To show that α(t) is parametrized by arc lenght, we must show |α(t)| = 1 for all t. So proceeding that way, we have giving us Therefore |α(t)| is Hence α is parametrized by arc length.

(b)

Curvature. The curvature, κ, is |α′′(t)|. Using what we know from the previous part, then Torsion. The torsion of α, τ, is the magnitude of the derivative of the binormal vector, b, as given by the Frenet equation b= τn. The binomial vector is so and thus 6 do Carmo pg. 22 exercise 1

The following are for (a) The parameter s is the arc length  Therefore s is the arc length.

(b) Curvature and torsion.     (c)

The osculating plane of α at s = s0 is defined by the following point, normal vector tuple the equations for which are given and determined in the previous problem.

(d)

The angle between the z-axis and a line passing through α(s) and containing n(s) will be the same as the angle between n(s) and any vector contain by the z-axis, say (0,0,1). And that angle will be the inverse cosine of their dot product, since both vectors have magnitude of one.

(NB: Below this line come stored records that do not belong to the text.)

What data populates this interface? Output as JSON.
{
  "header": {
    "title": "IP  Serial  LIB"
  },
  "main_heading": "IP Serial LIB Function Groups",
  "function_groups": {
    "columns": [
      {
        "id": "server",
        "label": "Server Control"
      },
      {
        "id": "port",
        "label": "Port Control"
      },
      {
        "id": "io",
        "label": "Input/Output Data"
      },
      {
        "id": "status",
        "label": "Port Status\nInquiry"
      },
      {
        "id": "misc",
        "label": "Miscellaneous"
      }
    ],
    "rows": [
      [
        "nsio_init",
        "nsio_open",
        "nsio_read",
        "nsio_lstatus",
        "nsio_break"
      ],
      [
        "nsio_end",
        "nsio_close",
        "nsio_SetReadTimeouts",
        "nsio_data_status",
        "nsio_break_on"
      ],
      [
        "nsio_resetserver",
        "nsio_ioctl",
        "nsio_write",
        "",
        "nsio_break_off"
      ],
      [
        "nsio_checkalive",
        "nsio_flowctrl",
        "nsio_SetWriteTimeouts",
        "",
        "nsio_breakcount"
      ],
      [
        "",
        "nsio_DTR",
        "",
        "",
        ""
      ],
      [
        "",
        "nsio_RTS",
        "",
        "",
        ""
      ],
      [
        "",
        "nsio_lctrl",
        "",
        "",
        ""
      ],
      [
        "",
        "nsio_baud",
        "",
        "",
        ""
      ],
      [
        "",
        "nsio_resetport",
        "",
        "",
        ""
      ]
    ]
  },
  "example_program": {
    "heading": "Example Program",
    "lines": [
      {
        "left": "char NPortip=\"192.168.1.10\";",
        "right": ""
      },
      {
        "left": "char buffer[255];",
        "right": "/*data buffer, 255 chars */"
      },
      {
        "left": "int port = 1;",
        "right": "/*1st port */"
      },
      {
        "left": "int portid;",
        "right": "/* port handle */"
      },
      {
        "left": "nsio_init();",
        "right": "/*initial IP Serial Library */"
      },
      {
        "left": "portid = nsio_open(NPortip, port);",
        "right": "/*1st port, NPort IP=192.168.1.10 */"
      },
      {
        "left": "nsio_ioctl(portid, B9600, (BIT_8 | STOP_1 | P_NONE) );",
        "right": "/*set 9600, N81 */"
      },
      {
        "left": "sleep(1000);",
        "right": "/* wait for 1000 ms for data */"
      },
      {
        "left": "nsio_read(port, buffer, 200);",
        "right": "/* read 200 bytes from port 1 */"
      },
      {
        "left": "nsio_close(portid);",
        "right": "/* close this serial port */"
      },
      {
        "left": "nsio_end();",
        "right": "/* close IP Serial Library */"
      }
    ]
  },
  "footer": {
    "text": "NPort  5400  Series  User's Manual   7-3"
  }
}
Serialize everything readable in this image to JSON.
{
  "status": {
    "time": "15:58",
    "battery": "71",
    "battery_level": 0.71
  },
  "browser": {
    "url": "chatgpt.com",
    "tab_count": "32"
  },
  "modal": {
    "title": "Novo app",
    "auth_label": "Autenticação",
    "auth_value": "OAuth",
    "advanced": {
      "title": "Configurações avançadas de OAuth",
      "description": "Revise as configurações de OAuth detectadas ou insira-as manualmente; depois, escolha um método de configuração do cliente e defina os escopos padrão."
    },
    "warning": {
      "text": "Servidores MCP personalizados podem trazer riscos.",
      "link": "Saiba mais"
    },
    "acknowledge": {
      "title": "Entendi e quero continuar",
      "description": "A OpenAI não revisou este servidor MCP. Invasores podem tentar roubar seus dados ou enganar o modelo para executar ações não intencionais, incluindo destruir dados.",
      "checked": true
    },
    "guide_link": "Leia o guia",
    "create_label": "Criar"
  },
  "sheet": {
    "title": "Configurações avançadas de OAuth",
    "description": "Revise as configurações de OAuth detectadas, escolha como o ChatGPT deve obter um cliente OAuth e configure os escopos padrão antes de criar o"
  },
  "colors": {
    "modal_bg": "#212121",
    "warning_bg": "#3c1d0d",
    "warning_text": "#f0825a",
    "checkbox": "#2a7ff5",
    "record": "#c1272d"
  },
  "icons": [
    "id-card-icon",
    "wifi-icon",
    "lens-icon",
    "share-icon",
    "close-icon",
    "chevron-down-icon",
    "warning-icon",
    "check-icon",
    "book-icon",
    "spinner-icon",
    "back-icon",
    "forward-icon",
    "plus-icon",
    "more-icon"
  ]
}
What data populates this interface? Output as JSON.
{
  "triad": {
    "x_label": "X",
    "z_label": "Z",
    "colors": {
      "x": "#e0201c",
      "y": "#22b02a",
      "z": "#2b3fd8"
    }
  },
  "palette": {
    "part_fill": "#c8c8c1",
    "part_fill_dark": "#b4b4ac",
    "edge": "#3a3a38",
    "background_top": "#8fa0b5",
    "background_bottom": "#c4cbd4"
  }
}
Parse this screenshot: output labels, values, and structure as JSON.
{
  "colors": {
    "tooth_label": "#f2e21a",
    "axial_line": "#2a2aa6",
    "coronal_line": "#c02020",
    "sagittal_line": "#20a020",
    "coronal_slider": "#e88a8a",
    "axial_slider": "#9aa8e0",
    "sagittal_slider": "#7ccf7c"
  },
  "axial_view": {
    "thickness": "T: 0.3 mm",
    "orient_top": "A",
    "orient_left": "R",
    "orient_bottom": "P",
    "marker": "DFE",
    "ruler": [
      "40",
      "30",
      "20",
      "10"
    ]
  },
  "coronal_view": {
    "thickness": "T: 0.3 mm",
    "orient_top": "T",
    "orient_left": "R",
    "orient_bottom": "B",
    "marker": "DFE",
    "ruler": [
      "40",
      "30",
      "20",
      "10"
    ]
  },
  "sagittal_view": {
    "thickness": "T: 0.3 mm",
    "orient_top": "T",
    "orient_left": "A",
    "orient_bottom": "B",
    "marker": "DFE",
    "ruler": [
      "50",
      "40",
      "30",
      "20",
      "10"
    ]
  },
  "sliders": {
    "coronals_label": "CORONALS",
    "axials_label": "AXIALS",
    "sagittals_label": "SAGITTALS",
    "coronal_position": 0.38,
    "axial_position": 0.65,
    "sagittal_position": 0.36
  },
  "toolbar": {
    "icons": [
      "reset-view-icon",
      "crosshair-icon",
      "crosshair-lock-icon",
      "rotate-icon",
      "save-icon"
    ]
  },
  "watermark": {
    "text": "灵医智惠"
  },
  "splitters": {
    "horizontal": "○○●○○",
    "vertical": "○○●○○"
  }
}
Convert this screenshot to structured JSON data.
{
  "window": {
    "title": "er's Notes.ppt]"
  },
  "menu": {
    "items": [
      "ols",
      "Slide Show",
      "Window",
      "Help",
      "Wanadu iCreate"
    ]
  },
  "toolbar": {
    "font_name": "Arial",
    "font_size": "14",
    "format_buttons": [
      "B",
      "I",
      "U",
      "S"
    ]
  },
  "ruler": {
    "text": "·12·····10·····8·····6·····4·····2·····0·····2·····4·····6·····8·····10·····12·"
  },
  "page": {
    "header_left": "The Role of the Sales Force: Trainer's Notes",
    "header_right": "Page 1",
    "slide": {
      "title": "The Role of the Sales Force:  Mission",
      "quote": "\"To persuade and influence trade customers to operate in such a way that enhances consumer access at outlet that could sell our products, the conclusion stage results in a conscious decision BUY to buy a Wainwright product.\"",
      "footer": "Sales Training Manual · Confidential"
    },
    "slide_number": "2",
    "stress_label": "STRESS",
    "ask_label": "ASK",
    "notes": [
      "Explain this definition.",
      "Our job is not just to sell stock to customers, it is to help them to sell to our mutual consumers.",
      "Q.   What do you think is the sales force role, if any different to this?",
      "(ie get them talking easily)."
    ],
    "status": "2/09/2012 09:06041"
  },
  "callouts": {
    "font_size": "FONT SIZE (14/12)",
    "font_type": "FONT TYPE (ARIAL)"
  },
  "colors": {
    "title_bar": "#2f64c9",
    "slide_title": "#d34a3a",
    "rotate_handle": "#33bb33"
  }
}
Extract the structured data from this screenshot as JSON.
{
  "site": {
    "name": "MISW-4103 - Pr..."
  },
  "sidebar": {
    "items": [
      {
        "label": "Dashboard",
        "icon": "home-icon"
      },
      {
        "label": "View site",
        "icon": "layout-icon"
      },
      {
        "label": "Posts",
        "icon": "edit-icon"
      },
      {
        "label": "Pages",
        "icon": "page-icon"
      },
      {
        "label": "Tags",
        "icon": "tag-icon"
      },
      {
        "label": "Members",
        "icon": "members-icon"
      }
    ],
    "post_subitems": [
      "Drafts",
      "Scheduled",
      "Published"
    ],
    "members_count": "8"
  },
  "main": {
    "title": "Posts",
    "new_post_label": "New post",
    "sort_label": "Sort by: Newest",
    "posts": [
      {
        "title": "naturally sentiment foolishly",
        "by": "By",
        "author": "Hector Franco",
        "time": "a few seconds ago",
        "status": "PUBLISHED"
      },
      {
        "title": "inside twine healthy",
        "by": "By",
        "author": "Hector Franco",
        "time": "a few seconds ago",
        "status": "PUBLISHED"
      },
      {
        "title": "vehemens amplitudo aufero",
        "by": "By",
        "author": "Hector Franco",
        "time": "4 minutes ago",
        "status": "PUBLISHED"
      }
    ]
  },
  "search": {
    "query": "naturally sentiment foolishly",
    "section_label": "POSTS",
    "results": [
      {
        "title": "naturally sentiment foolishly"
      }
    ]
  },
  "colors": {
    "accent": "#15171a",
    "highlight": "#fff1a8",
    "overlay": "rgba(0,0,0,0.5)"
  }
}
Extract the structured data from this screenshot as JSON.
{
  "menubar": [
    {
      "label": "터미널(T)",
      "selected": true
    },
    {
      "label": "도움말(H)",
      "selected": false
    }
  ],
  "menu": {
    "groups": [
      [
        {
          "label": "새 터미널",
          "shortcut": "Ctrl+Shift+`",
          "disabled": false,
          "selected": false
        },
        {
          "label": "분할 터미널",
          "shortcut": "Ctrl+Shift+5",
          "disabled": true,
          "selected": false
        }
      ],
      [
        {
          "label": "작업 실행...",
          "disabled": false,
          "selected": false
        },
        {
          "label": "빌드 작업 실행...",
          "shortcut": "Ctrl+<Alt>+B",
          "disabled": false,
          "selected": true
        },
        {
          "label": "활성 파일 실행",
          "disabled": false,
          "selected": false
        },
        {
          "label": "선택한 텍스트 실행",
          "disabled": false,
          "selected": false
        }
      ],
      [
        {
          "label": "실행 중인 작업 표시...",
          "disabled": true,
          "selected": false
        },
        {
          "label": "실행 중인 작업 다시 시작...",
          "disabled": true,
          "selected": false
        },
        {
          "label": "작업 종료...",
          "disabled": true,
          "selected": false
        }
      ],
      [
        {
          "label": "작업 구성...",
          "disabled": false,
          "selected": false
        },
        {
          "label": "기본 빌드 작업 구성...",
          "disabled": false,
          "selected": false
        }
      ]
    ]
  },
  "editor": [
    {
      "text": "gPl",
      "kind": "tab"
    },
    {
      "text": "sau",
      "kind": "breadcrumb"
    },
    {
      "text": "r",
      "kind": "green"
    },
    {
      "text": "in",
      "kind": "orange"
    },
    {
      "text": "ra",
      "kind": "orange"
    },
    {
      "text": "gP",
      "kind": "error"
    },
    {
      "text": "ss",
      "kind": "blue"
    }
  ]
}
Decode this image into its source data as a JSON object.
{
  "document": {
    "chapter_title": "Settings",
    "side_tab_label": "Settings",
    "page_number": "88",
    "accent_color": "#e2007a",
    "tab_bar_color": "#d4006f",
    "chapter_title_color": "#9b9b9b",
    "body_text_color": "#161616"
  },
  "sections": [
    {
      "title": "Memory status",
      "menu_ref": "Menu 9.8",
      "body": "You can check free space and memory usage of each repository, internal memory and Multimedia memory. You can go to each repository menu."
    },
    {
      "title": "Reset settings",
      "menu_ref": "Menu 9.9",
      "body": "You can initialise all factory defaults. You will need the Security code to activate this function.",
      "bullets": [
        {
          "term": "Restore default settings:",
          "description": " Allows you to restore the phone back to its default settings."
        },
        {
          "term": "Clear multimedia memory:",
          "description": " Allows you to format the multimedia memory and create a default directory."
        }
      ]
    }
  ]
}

Since n(s)(k(s))-1α′′(s) = , then the dot product of it and (0,0,1) is zero, implying that the cosine of the angle between them is zero, which in turn confirms that the angle between them is .

(e)

This is similar to the previous problem except that we will use t(s) in place of n(s). Because i.e. the cosine of the angle between them is a constant, then the angle bewteen t and (0,0,1) is constant, since they both have a magnitude of one.

7 do Carmo pg. 25 exercise 12

(a)

Since then by the fundamental theorem of calculus we have ds∕dt = |α(t)|, which implies dt∕ds = 1|α(t)|.

Taking the derivative of both sides of the above equation leads to the following sequence of equations. (b)

(c)

(d)

Assuming that the yet-to-be-proven part (b) of this problem is true, then the signed curvature is